Homes in the Silverwood neighborhood are priced in the low $400,000s and available this fall when the eagles come back, Neal said.
Neal received a bald eagle disturbance permit in September, 2008 and is allowed to construct homes as long as they are at least 100 feet from the nest, said Ulgonda Kirkpatrick, bald eagle plan coordinator for the Florida Fish & Wildlife Conservation Commission.
During the nesting season from Oct. 1 through May 15, Neal’s construction crew must be at least 330 feet from the nest tree, Kirkpatrick added.

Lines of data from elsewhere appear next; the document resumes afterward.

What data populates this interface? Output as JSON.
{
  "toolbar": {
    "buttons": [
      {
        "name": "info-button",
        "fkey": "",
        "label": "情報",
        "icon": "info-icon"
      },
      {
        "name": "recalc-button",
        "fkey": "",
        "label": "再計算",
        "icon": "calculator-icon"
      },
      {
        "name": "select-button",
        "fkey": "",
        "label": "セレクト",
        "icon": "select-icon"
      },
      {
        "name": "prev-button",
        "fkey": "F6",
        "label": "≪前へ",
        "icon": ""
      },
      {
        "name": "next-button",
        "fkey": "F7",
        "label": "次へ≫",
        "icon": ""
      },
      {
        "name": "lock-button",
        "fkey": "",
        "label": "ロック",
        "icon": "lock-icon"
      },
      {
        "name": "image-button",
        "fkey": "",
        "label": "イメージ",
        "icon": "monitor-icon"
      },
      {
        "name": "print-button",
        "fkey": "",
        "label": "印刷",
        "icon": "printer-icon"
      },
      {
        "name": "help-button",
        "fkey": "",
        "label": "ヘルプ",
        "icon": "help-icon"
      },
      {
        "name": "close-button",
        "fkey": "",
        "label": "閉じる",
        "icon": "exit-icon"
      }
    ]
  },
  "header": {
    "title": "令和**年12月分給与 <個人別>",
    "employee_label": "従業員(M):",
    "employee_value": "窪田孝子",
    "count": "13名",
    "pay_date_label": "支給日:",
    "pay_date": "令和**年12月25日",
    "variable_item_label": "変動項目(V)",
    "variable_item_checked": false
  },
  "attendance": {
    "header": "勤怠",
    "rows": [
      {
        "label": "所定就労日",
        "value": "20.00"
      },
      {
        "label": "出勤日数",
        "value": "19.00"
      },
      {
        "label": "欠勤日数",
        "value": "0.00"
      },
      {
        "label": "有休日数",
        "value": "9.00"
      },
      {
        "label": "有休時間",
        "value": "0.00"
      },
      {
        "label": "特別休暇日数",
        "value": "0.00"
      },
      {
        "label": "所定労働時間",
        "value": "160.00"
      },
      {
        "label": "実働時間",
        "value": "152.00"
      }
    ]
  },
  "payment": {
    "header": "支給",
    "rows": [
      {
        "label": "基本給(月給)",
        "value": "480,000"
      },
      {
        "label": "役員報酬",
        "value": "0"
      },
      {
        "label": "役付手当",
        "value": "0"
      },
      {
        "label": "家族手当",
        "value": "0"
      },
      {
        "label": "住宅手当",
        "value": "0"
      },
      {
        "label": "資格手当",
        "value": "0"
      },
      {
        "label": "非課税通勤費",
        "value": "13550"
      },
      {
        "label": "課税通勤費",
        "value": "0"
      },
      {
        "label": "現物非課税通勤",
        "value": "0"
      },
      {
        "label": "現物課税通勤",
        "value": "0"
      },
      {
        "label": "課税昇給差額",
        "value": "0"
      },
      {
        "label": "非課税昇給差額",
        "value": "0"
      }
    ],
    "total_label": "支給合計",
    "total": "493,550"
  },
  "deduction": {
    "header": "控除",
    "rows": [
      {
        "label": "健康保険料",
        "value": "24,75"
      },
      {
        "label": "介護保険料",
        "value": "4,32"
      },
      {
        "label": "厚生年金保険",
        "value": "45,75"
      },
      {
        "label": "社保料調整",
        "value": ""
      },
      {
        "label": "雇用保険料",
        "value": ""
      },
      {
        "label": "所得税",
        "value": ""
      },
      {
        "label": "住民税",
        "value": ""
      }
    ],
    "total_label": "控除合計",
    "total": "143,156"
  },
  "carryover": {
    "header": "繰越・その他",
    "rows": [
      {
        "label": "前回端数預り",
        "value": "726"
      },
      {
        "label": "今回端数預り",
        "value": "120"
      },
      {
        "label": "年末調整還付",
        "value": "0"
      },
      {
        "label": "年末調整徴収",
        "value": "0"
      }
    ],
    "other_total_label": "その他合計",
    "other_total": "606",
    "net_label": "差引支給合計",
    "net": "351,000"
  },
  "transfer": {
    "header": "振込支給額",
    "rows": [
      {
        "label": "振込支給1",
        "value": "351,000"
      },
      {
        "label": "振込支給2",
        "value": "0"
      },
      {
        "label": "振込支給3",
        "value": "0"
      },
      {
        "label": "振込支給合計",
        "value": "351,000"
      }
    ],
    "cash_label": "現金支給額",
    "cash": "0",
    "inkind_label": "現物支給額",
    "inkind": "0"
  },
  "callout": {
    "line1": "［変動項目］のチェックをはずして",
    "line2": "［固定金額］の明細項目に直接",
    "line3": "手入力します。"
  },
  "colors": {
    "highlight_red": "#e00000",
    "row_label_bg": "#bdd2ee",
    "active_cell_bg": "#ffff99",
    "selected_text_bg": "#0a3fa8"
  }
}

“We’ve gone above and beyond the guidelines,” said Chris Reese, vice president of land development for Neal Properties. “We are constructing a six-foot fence around the regulated zone and clearly marking that it is an eagle’s nest area.”
Neal has spent seven complete seasons with the eagle pair. The eagles have had eight eaglets, including twins one year.
“They have been good parents,” Neal said. “They are now senior citizens. They are at the end of their natural life cycle, although they seem healthy.”
Every year, the birds leave Lakewood Ranch on between May 1 and May 3 and return within a 10-day period in late September, Neal said.
“They are not tagged, so we do not know precisely where they go, but by the season, we think that they go reasonably far north, but not north of the U.S.-Canada border,” Neal said.
Neal has also installed a telescope and seating area about a quarter mile inside the Balmoral entrance where residents can watch the eagles in their daily activity.
The bald eagle was removed from the endangered species list by the U.S. Fish & Wildlife Service in 2007 and the Florida Fish and Wildlife Conservation Commission in 2008, said Gary Morris, a spokesman with the Florida Fish and Wildlife Conservation Commission.
Richard Dymond, Herald reporter, can be reached at 708-7917.